## WHAT IS BEING ASKED
Keep every line in which "Google" occurs and drop the rest of the data.

## RECORDS SUPPLIED
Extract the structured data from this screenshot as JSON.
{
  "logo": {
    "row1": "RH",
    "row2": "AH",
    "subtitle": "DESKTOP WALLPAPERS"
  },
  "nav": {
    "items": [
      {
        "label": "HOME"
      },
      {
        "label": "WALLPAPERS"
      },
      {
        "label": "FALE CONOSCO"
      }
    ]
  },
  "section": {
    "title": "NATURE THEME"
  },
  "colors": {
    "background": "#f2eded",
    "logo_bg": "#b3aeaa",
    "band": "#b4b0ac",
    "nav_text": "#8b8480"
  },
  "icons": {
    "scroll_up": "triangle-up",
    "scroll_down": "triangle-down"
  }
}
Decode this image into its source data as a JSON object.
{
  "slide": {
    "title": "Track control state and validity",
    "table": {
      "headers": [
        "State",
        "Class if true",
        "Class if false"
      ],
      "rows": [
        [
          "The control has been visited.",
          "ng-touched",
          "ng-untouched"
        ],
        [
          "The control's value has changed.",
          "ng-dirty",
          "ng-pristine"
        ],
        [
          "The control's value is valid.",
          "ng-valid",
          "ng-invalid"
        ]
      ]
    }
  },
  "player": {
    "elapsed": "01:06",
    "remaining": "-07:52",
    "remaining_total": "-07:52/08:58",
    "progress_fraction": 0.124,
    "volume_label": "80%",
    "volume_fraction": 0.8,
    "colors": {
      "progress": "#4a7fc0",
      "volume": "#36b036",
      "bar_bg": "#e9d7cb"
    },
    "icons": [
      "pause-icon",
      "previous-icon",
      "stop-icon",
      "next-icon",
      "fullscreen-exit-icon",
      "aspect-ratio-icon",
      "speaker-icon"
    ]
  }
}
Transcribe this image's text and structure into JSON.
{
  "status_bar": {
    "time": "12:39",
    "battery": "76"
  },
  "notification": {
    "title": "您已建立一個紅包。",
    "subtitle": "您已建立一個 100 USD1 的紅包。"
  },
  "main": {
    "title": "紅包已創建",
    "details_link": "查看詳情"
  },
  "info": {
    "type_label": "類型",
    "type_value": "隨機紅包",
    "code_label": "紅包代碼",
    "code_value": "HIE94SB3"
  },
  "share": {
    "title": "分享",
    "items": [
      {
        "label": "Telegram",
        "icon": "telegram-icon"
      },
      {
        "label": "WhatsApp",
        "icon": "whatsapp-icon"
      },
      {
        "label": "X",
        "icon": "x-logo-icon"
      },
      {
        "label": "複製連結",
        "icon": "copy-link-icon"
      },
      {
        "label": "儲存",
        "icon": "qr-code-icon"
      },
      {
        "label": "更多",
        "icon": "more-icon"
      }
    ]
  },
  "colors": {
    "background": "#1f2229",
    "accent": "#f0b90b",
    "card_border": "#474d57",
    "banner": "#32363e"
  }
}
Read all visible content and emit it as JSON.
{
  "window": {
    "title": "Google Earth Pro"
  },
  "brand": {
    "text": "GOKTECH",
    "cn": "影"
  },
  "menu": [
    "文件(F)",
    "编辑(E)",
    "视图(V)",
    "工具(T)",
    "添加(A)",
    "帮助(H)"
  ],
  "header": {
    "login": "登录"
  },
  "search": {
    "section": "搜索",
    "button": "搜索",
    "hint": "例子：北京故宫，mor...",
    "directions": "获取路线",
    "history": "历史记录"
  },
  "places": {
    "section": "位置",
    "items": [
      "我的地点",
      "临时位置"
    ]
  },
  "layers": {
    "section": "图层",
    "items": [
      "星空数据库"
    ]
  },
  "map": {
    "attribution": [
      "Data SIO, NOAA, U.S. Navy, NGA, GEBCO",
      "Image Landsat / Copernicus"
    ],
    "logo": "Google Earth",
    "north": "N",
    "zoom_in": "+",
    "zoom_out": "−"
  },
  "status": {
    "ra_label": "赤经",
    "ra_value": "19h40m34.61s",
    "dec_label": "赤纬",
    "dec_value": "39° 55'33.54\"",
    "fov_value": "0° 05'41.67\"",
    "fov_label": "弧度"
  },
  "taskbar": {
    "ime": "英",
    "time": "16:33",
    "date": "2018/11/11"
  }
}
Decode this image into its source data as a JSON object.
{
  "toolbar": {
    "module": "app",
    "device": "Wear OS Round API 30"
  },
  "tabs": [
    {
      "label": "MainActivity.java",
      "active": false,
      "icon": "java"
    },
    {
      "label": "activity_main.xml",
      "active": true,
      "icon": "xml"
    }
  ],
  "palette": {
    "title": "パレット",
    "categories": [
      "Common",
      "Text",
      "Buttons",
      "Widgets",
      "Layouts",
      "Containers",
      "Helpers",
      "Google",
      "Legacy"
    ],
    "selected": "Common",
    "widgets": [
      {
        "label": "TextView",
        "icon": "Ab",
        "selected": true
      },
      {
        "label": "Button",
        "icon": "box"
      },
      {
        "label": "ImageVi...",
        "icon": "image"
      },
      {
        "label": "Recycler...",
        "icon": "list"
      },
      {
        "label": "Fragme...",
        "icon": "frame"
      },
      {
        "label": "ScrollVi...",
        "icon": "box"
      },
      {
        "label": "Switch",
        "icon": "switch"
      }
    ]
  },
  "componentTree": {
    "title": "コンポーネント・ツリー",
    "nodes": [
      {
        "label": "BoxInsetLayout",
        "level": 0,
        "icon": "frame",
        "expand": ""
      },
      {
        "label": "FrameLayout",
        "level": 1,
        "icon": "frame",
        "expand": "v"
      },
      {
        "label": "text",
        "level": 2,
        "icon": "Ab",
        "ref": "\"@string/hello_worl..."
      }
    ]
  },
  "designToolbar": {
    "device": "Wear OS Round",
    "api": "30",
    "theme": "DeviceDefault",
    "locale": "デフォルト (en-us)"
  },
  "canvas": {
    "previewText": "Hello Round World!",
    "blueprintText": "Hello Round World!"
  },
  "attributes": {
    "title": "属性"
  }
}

## ANSWER BOX
    "title": "Google Earth Pro"
    "logo": "Google Earth",
      "Google",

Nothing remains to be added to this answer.